Turning back to July 24th, Arthur Rubinfeld, president of Global Development, was there that morning checking the place out, and I also saw Cliff Burrows meandering around the place too.  Starbucks partners abounded.  I chatted briefly with Mr. Rubinfeld about store design.  Given that it was 6-something in the morning, and I was tired, I doubt it was even a coherent conversation.  On the topic of store design, the lights in 15th Avenue Coffee are well worth noticing.  After visiting a couple of times, it dawned on me that the ceiling lighting was copied exactly in style from the Starbucks at 1912 Pike Place.

I’ve been back to 15th Avenue Coffee many times, at a variety of hours of the day.  I’ve gone to numerous cuppings, including two tea cuppings in the mix.  The coffee enthusiasm in that store is far more genuine that what’s happening at a typical Starbucks.  I am sure many of us have had the experience of meeting someone who is a Black Apron Starbucks Coffee Master who says “I don’t like coffee”.  I encountered that recently and said, “but you’re a coffee master” to which she replied, “you only need to know about coffee to be a coffee master”.  I’ve gone back as much as I reasonably can, though in reality that neighborhood of Seattle is not convenient to my home and work.

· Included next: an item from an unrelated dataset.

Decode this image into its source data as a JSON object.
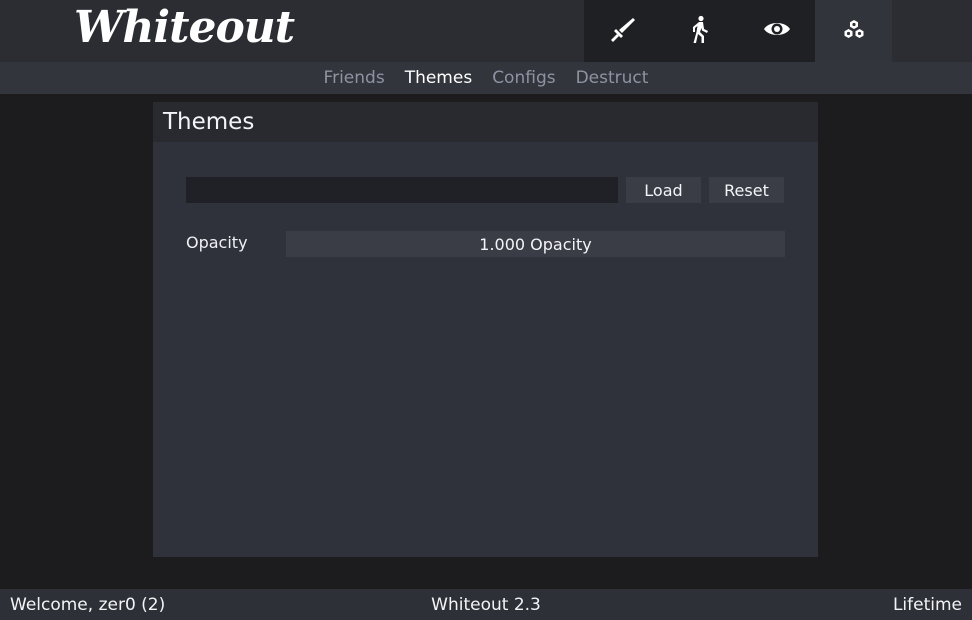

Personally, I wish they had plopped 15th Avenue Coffee and Tea in the exact spot that one currently finds the Starbucks at First and Pike (aka the Heritage Starbucks).  That store would have shined in that location, had less competition for the coffee dollar from independent coffeehouses, and selfishly, would be a far better location for me to regularly visit it.  I can still hope for an Oz-like tornado to help make my dream come true.  Additionally, if the store had been situated at First and Pike, it would eliminate the current (and perpetual) confusion tourists have when they arrive at First & Pike, see a brown siren logo, and think they’ve reach the original Starbucks, not realizing that they reached a concept store opened March 13, 2009.

Will the concept store be a success?  I hope so.  I think it has all the right magic, but at least from what I can see, it is getting a slowish start in developing a loyal fan-base.  The people inside are personable, and real, and the design is a medley of concept stores (reclaimed wood table and furnishings) and 1912 Pike Place inspiration (lights copied from original store, and a manual espresso machine).  One of the major criticisms of the store has been that it is essentially contrived as an indy-style  coffeehouse; If one is already well acquainted with other concept stores, and the store at Pike Place, 15th Avenue Coffee’s  interior design appears to be in logical sequence as the latest episode of the concept store novel.

Perhaps the next concept store will borrow themes from the wood display encasement at 1912 Pike Place (below the registers, display cases) showing the various beans available with engraved coffee names, and prominently displaying a variety of roasts. (Here is a small picture of the interior of the original Starbucks. Underneath the register area one can see wood coffee bins with angled customer-facing glass displays. Though not visible in that picture, each coffee’s name is engraved in wood underneath its display. Likely, once a upon a time, the coffee bins served a vibrant purpose when the store made all its revenue from whole bean coffee.  The copyright holder for the Pike Place Starbucks picture is Lisa Suender.)